In one really surprising instance, the American script gets a bigger laugh than its British forebear. The End features a line where Rimmer, when trying to describe the feeling of death to Lister, says it’s “like being on holiday with a group of Germans.” In the U.S. version, this line is changed to “It’s like being at an Amish bachelor party.” But we can’t let it get away with a completely glowing review. There are some problems as well, including a horrible $50-Casio-portable-keyboard-demo theme song and an only marginally more listenable score by Todd Rundgren (I hope this just means he was paid a pittance to do this, we know he can do better than that!). Cat and Rimmer are given little time to develop their characters, which is not a good omen since the original Red Dwarf’s main point of character study was the constant banter between Lister and Rimmer. Also, some bits of the script – you know it had to happen – ended up getting “Americanized” so the audience could keep up with it (time and time again, how often do we have to tell U.S. TV producers that we can keep up with the British version just fine, otherwise how’d the show get such a following?!), including one line from Lister that after 3,000,000 years, his baseball cards will be worth a fortune. Also jettisoned from the script was the idea of Lister being God to the Cat’s ancestors – it was barely even paid mention in this incarnation.
Interestingly enough, a “Captain Tau” character appears in the “real” Red Dwarf’s sixth series episode Psirens – albeit in a far more brief appearance than the completely unrelated character in this story – just in case anyone wants to keep track of these weird little coincidences. Oh, and the American producers ripped off the far-too-speedy-Star Wars– style-scrolling-introduction gag from Backwards, too. It went something like this:

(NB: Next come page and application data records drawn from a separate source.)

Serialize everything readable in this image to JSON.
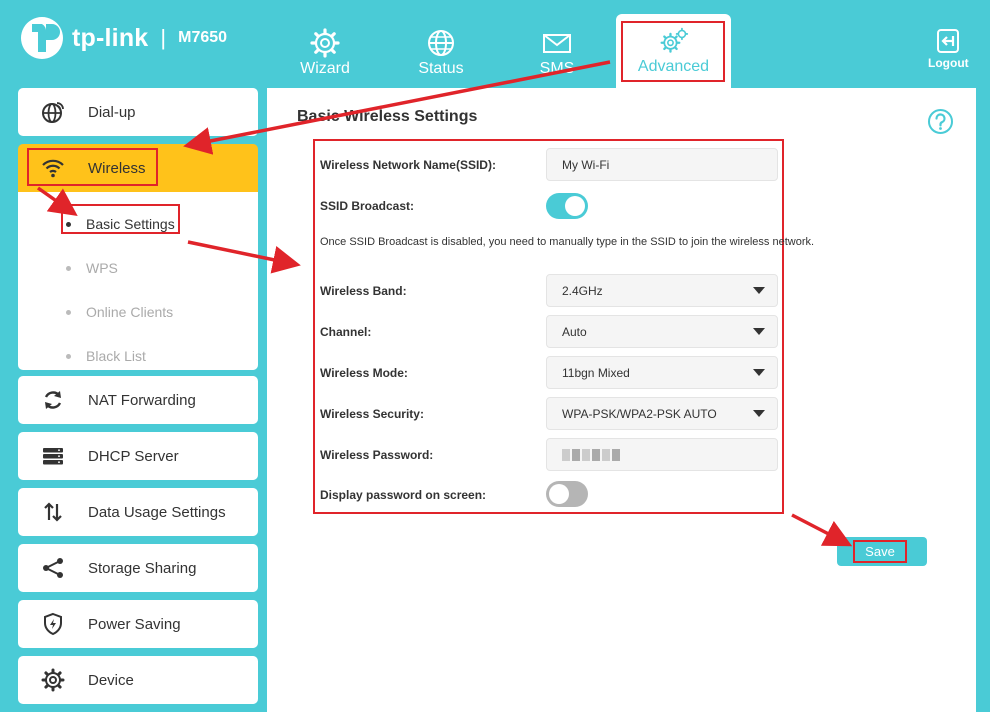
{
  "header": {
    "brand": "tp-link",
    "separator": "|",
    "model": "M7650",
    "tabs": [
      {
        "label": "Wizard",
        "icon": "gear-icon"
      },
      {
        "label": "Status",
        "icon": "globe-icon"
      },
      {
        "label": "SMS",
        "icon": "envelope-icon"
      },
      {
        "label": "Advanced",
        "icon": "gears-icon"
      }
    ],
    "logout": "Logout"
  },
  "sidebar": {
    "items": [
      {
        "label": "Dial-up",
        "icon": "globe-network-icon"
      },
      {
        "label": "Wireless",
        "icon": "wifi-icon"
      },
      {
        "label": "NAT Forwarding",
        "icon": "refresh-icon"
      },
      {
        "label": "DHCP Server",
        "icon": "server-icon"
      },
      {
        "label": "Data Usage Settings",
        "icon": "up-down-arrows-icon"
      },
      {
        "label": "Storage Sharing",
        "icon": "share-icon"
      },
      {
        "label": "Power Saving",
        "icon": "shield-icon"
      },
      {
        "label": "Device",
        "icon": "gear-icon"
      }
    ],
    "wireless_sub": [
      {
        "label": "Basic Settings"
      },
      {
        "label": "WPS"
      },
      {
        "label": "Online Clients"
      },
      {
        "label": "Black List"
      }
    ]
  },
  "main": {
    "title": "Basic Wireless Settings",
    "ssid_label": "Wireless Network Name(SSID):",
    "ssid_value": "My Wi-Fi",
    "broadcast_label": "SSID Broadcast:",
    "broadcast_on": true,
    "hint": "Once SSID Broadcast is disabled, you need to manually type in the SSID to join the wireless network.",
    "band_label": "Wireless Band:",
    "band_value": "2.4GHz",
    "channel_label": "Channel:",
    "channel_value": "Auto",
    "mode_label": "Wireless Mode:",
    "mode_value": "11bgn Mixed",
    "security_label": "Wireless Security:",
    "security_value": "WPA-PSK/WPA2-PSK AUTO",
    "password_label": "Wireless Password:",
    "display_pwd_label": "Display password on screen:",
    "display_pwd_on": false,
    "save_label": "Save"
  },
  "colors": {
    "accent": "#4ACBD6",
    "active_menu": "#FFC21A",
    "annotation_red": "#E0242A"
  }
}
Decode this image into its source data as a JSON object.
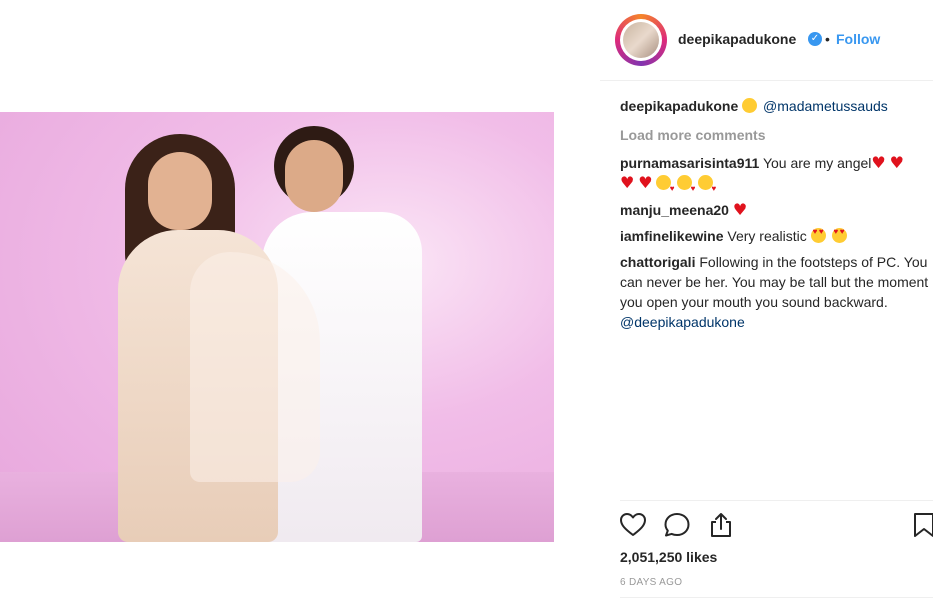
{
  "post": {
    "username": "deepikapadukone",
    "follow_label": "Follow",
    "dot": "•",
    "verified_glyph": "✓"
  },
  "caption": {
    "username": "deepikapadukone",
    "emoji": "😛",
    "mention": "@madametussauds"
  },
  "load_more_label": "Load more comments",
  "comments": [
    {
      "username": "purnamasarisinta911",
      "text": "You are my angel"
    },
    {
      "username": "manju_meena20",
      "text": ""
    },
    {
      "username": "iamfinelikewine",
      "text": "Very realistic"
    },
    {
      "username": "chattorigali",
      "text": "Following in the footsteps of PC. You can never be her. You may be tall but the moment you open your mouth you sound backward.",
      "mention": "@deepikapadukone"
    }
  ],
  "actions": {
    "icons": [
      "heart-outline-icon",
      "comment-icon",
      "share-icon",
      "bookmark-icon"
    ]
  },
  "likes_text": "2,051,250 likes",
  "timestamp": "6 DAYS AGO",
  "colors": {
    "accent": "#3897f0",
    "text": "#262626",
    "muted": "#999999",
    "mention": "#003569"
  }
}
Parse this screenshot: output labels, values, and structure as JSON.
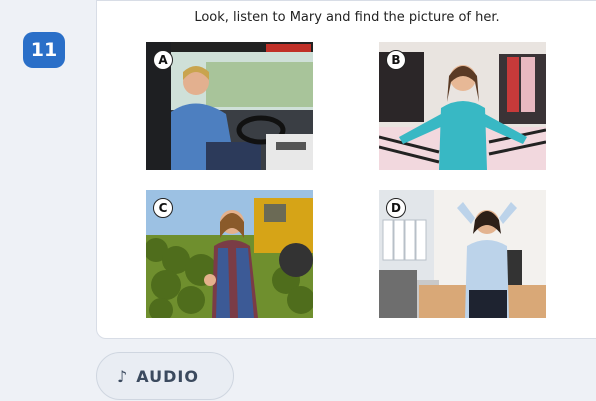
{
  "question": {
    "number": "11",
    "instruction": "Look, listen to Mary and find the picture of her."
  },
  "pictures": [
    {
      "letter": "A",
      "scene": "bus-driver-icon"
    },
    {
      "letter": "B",
      "scene": "shop-assistant-icon"
    },
    {
      "letter": "C",
      "scene": "farmer-icon"
    },
    {
      "letter": "D",
      "scene": "office-worker-icon"
    }
  ],
  "audio": {
    "label": "AUDIO",
    "icon": "music-note-icon"
  },
  "colors": {
    "badge": "#2a6fc8",
    "background": "#eef1f6"
  }
}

RED DWARF – The story so far…by the latter half of the twenty-second century, huge space cruisers powered by hydrogen ram-jet drives had colonized the outer fringes of our solar system. Human kind was poised to explore the dark mysteries of deep space. We wish we could have told you stories about these brave men and women, but we couldn’t afford it. Instead, what you’re getting is this. This is the story of a beat-up old mining ship which ambles between Earth and the moons of Saturn, transporting raw materials. Is it just me, or does this sound really tedious? No one’s going to like this. A show about people who move rocks from planet to planet? Intergalactic rock movers? Who are we kidding? I didn’t even want to be a writer. Do you realize how hard it is to type this fast? My fingers are bleeding. Uh oh. Looks like we’re slowing back down. I’d better start making sense again, so all the cheapos who don’t have a VCR with freeze-frame will think they really missed out on something important. Ahem……which you really need to know to understand this story.